According to the British Association of Urological Surgeons, erectile dysfunction becomes increasingly common with age and affects 50-55% of men aged between 40 and 70 years old. There’s also not one singular cause of impotence. The condition could be caused by several factors, including underlying health conditions, lifestyle, psychological issues, and as a side effect of many medications.

ED is also commonly associated with high blood pressure as it can damage the artery walls, causing them to harden and narrow, ultimately reducing blood flow to the penis. But, instead of reaching for Viagra or Spanish flies like the Ancient Greeks, studies have identified a much easier preventative measure: a Mediterranean diet.

Studies show a Mediterranean diet could lower blood pressure

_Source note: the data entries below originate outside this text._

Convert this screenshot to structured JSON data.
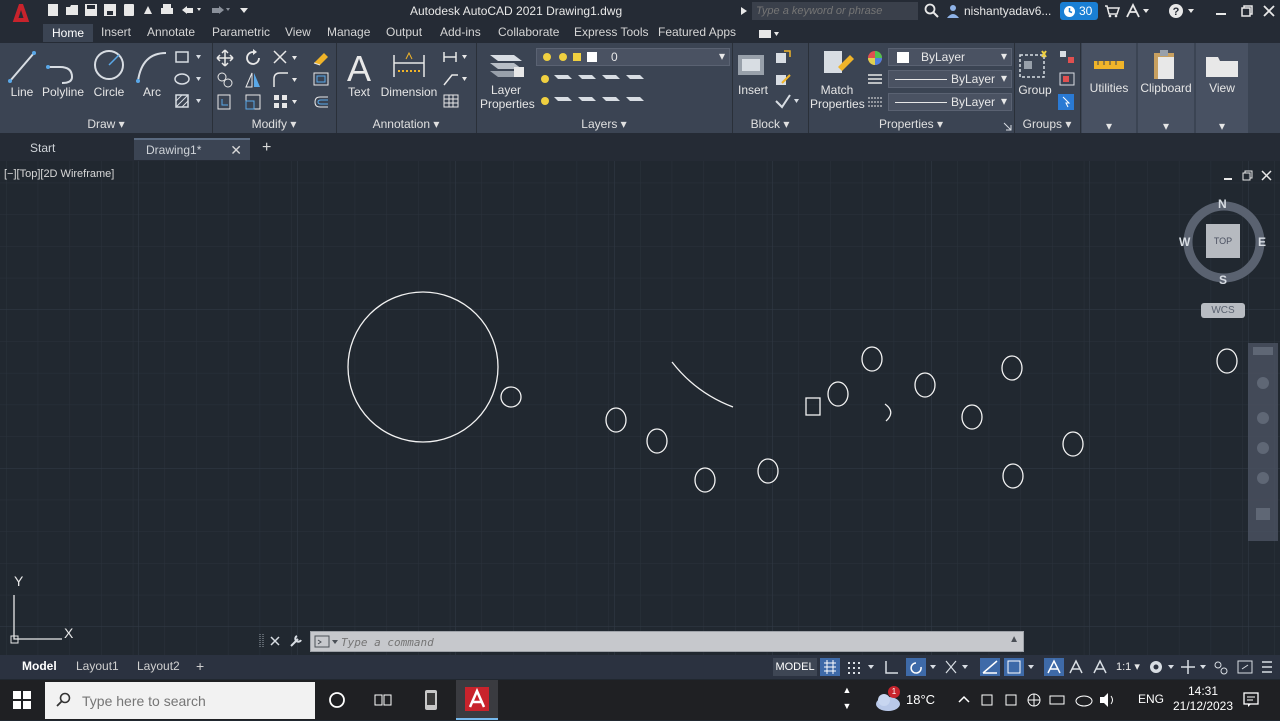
{
  "titlebar": {
    "app_title": "Autodesk AutoCAD 2021   Drawing1.dwg",
    "search_placeholder": "Type a keyword or phrase",
    "user": "nishantyadav6...",
    "trial_days": "30"
  },
  "ribbon_tabs": [
    "Home",
    "Insert",
    "Annotate",
    "Parametric",
    "View",
    "Manage",
    "Output",
    "Add-ins",
    "Collaborate",
    "Express Tools",
    "Featured Apps"
  ],
  "ribbon": {
    "draw": {
      "title": "Draw",
      "tools": [
        "Line",
        "Polyline",
        "Circle",
        "Arc"
      ]
    },
    "modify": {
      "title": "Modify"
    },
    "annotation": {
      "title": "Annotation",
      "tools": [
        "Text",
        "Dimension"
      ]
    },
    "layers": {
      "title": "Layers",
      "layer_properties": [
        "Layer",
        "Properties"
      ],
      "current_layer": "0"
    },
    "block": {
      "title": "Block",
      "insert": "Insert"
    },
    "properties": {
      "title": "Properties",
      "match": [
        "Match",
        "Properties"
      ],
      "color": "ByLayer",
      "linetype": "ByLayer",
      "lineweight": "ByLayer"
    },
    "groups": {
      "title": "Groups",
      "group": "Group"
    },
    "utilities": "Utilities",
    "clipboard": "Clipboard",
    "view": "View"
  },
  "doc_tabs": {
    "start": "Start",
    "drawing": "Drawing1*"
  },
  "viewport": {
    "label": "[−][Top][2D Wireframe]",
    "viewcube": {
      "n": "N",
      "s": "S",
      "e": "E",
      "w": "W",
      "face": "TOP",
      "wcs": "WCS"
    },
    "ucs": {
      "x": "X",
      "y": "Y"
    }
  },
  "command_line": {
    "placeholder": "Type a command"
  },
  "layout_tabs": [
    "Model",
    "Layout1",
    "Layout2"
  ],
  "status": {
    "model": "MODEL",
    "scale": "1:1"
  },
  "taskbar": {
    "search_placeholder": "Type here to search",
    "weather_temp": "18°C",
    "weather_badge": "1",
    "language": "ENG",
    "time": "14:31",
    "date": "21/12/2023"
  },
  "colors": {
    "ribbon_bg": "#3b4453",
    "canvas_bg": "#212830",
    "autocad_red": "#c8232c",
    "trial_blue": "#1a7fd4"
  }
}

Research was recently presented at the European Society of Cardiology (ESC) Congress 2021, supporting claims that the Mediterranean diet could improve blood pressure and cardiovascular health, reducing the risks of ED.

Author of the study Athanasios Angelis explained in a statement: ‘In our study, consuming a Mediterranean diet was linked with better exercise capacity, healthier arteries and blood flow, higher testosterone levels, and better erectile performance.’

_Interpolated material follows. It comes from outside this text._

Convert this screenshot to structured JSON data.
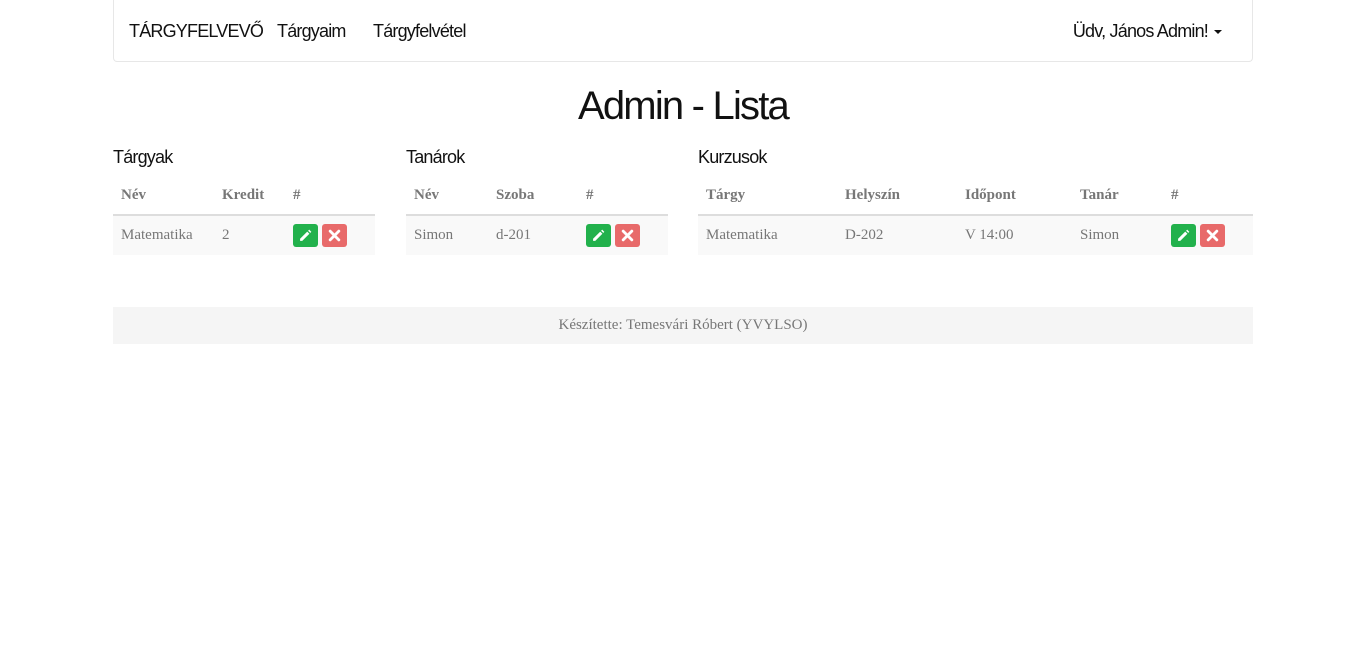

It seems plausible that this dietary pattern may improve fitness and erectile performance by enhancing function of the blood vessels and limiting the fall in testosterone that occurs in midlife.

The Mediterranean diet is full of healthy fats like nuts and olive oil, fruit vegetables, whole grains, fish and a limited amount of dairy and red meats. Previous studies have also linked the diet to a reduced risk of diabetes and an increased life span with few adverse health effects.

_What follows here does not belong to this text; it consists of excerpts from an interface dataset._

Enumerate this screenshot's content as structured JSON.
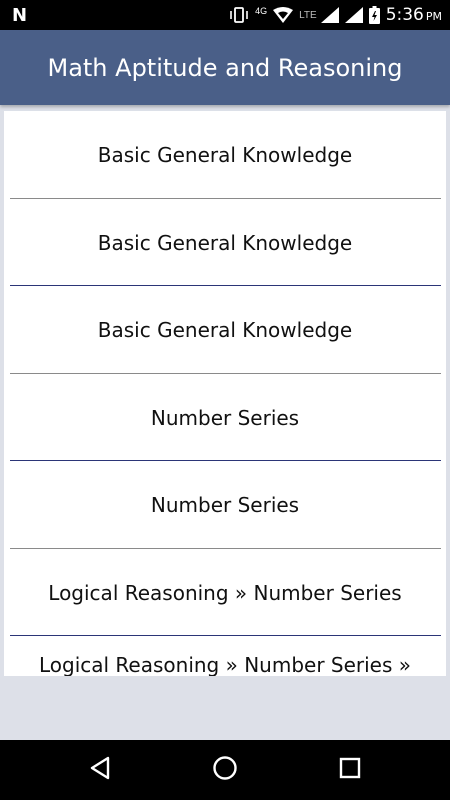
{
  "status_bar": {
    "time": "5:36",
    "ampm": "PM",
    "network_4g": "4G",
    "network_lte": "LTE",
    "icons": [
      "n-notification-icon",
      "vibrate-icon",
      "wifi-icon",
      "signal-icon",
      "signal-icon",
      "battery-charging-icon"
    ]
  },
  "app_bar": {
    "title": "Math Aptitude and Reasoning",
    "background": "#4a5f88"
  },
  "list": {
    "items": [
      {
        "label": "Basic General Knowledge"
      },
      {
        "label": "Basic General Knowledge"
      },
      {
        "label": "Basic General Knowledge"
      },
      {
        "label": "Number Series"
      },
      {
        "label": "Number Series"
      },
      {
        "label": "Logical Reasoning » Number Series"
      },
      {
        "label": "Logical Reasoning » Number Series »"
      }
    ]
  },
  "nav_bar": {
    "icons": [
      "back-icon",
      "home-icon",
      "recents-icon"
    ]
  }
}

The study, published in the European Society of Cardiology, involved 250 middle-aged men with both erectile dysfunction and high blood pressure. Researchers analysed subjects for diet, exercise capacity, testosterone, vascular health and the intensity of their erectile dysfunction.

Results showed that sticking to a Mediterranean diet was associated with better blood flow, higher testosterone levels, fewer instances of erectile dysfunction and reduced severity of the condition.

Angelis continued: ‘The findings suggest that the Mediterranean diet could play a role in maintaining several parameters of vascular health and quality of life and in middle-aged men with hypertension and erectile dysfunction.’

If you have erectile dysfunction, don’t hesitate to see a doctor

While the study shows promising results, it should also be taken with a grain of salt as it showed just a correlation between diet and erectile dysfunction, not necessarily a causal link.

Taking on a healthier diet and exercising regularly is good for your health regardless. But remember, erectile dysfunction isn’t exclusive to blood pressure and can be caused by a whole range of ailments. So, if you believe you may be suffering from impotence, then it’s best to book an appointment with your healthcare provider to narrow down any concerns.

Pop culture has continuously ridiculed men for issues with their downstairs, so much so that 44% of men with ED over 40 neglect to seek medical treatment. Often ED concerns can even spill over and affect both mental health and relationships. However, erectile dysfunction is common and can be a helpful indicator of a larger issue. Not to mention it’s often treatable.